When you walk under a really huge tree, the canopy rustling above you, there is almost the sensation that the tree is speaking down to you from its height. The infant spiders on gossamer ropes, rappelling down from the branches, give a token physicality to the tree’s message. When you learn to drink deep, to rest in the soil, to lean to your source of sustenance with trust, you will find this rest too. This will be a respite that runs soul-deep.
Maybe this is why at times I feel so old and so young, so busy and so calm, when I walk beneath a tree: When I pass into the shade, I enter the patterns cast by faithful rest, feel the light descending from the fiery sun, and I remember that I am between two worlds.
In some ways, I think the trees can see further into faith and the glory of God than I can. Or if their vision is not great, it is their implicit trust I envy. What they know, what they see, they grow into, they embody. Their understanding is not wasted. I cannot say the same.
The trees grow down, reach up, make earth-art with our patron star. The steady touch of their leaves and roots is the ideal paint brush. They are artists who collaborate: they dance, they work with the wheeling sun, to create patterns of shifting shade, and Aidan and I speculate that the leafy dark patterns hold secrets like ancient runes. We wonder how to read a tree.
In the end we walk under the live, living oaks, and feel eternity’s back draft. We hover between the 60-hour work week and eternal, active rest. The trees know something about heaven that we do not, and nowadays we are suspended like the infant spiders, waiting but living, caught between now and the ultimate then.

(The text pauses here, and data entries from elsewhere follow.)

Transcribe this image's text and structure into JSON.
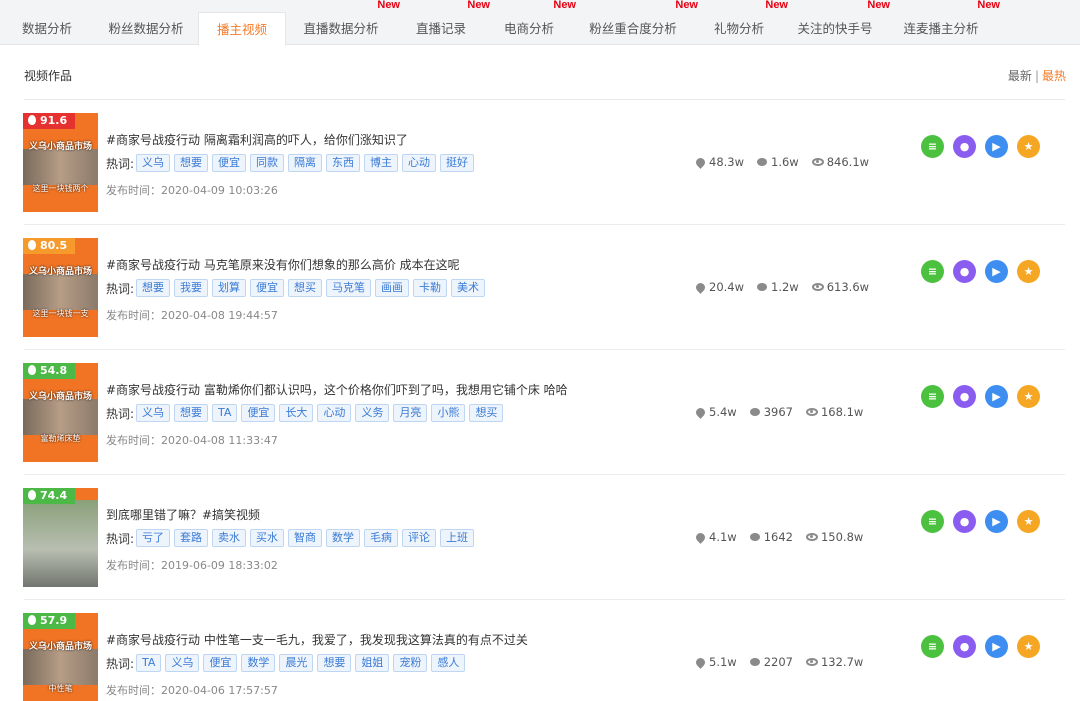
{
  "tabs": [
    {
      "label": "数据分析",
      "new": ""
    },
    {
      "label": "粉丝数据分析",
      "new": ""
    },
    {
      "label": "播主视频",
      "new": ""
    },
    {
      "label": "直播数据分析",
      "new": "New"
    },
    {
      "label": "直播记录",
      "new": "New"
    },
    {
      "label": "电商分析",
      "new": "New"
    },
    {
      "label": "粉丝重合度分析",
      "new": "New"
    },
    {
      "label": "礼物分析",
      "new": "New"
    },
    {
      "label": "关注的快手号",
      "new": "New"
    },
    {
      "label": "连麦播主分析",
      "new": "New"
    }
  ],
  "section": {
    "title": "视频作品",
    "sort_latest": "最新",
    "sort_sep": "|",
    "sort_hot": "最热"
  },
  "labels": {
    "hot_words": "热词:"
  },
  "icons": {
    "score": "flame-icon",
    "likes": "heart-icon",
    "comments": "comment-icon",
    "views": "eye-icon",
    "action1": "list-icon",
    "action2": "users-icon",
    "action3": "play-icon",
    "action4": "star-icon"
  },
  "videos": [
    {
      "score": "91.6",
      "score_color": "#e5312f",
      "thumb_top": "义乌小商品市场",
      "thumb_bottom": "这里一块钱两个",
      "title": "#商家号战疫行动 隔离霜利润高的吓人，给你们涨知识了",
      "tags": [
        "义乌",
        "想要",
        "便宜",
        "同款",
        "隔离",
        "东西",
        "博主",
        "心动",
        "挺好"
      ],
      "time": "发布时间：2020-04-09 10:03:26",
      "likes": "48.3w",
      "comments": "1.6w",
      "views": "846.1w"
    },
    {
      "score": "80.5",
      "score_color": "#f79a2c",
      "thumb_top": "义乌小商品市场",
      "thumb_bottom": "这里一块钱一支",
      "title": "#商家号战疫行动 马克笔原来没有你们想象的那么高价 成本在这呢",
      "tags": [
        "想要",
        "我要",
        "划算",
        "便宜",
        "想买",
        "马克笔",
        "画画",
        "卡勒",
        "美术"
      ],
      "time": "发布时间：2020-04-08 19:44:57",
      "likes": "20.4w",
      "comments": "1.2w",
      "views": "613.6w"
    },
    {
      "score": "54.8",
      "score_color": "#4cb846",
      "thumb_top": "义乌小商品市场",
      "thumb_bottom": "富勒烯床垫",
      "title": "#商家号战疫行动 富勒烯你们都认识吗，这个价格你们吓到了吗，我想用它铺个床 哈哈",
      "tags": [
        "义乌",
        "想要",
        "TA",
        "便宜",
        "长大",
        "心动",
        "义务",
        "月亮",
        "小熊",
        "想买"
      ],
      "time": "发布时间：2020-04-08 11:33:47",
      "likes": "5.4w",
      "comments": "3967",
      "views": "168.1w"
    },
    {
      "score": "74.4",
      "score_color": "#4cb846",
      "thumb_top": "",
      "thumb_bottom": "",
      "title": "到底哪里错了嘛？#搞笑视频",
      "tags": [
        "亏了",
        "套路",
        "卖水",
        "买水",
        "智商",
        "数学",
        "毛病",
        "评论",
        "上班"
      ],
      "time": "发布时间：2019-06-09 18:33:02",
      "likes": "4.1w",
      "comments": "1642",
      "views": "150.8w"
    },
    {
      "score": "57.9",
      "score_color": "#4cb846",
      "thumb_top": "义乌小商品市场",
      "thumb_bottom": "中性笔",
      "title": "#商家号战疫行动 中性笔一支一毛九，我爱了，我发现我这算法真的有点不过关",
      "tags": [
        "TA",
        "义乌",
        "便宜",
        "数学",
        "晨光",
        "想要",
        "姐姐",
        "宠粉",
        "感人"
      ],
      "time": "发布时间：2020-04-06 17:57:57",
      "likes": "5.1w",
      "comments": "2207",
      "views": "132.7w"
    }
  ]
}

We do not seem to be moving much, but we are on the way. The oaks tell us this much. Our souls mature slowly, but if they grow at all, it is Sun-ward. The deeper our rest in Christ, the more quickly we’ll reach our destination.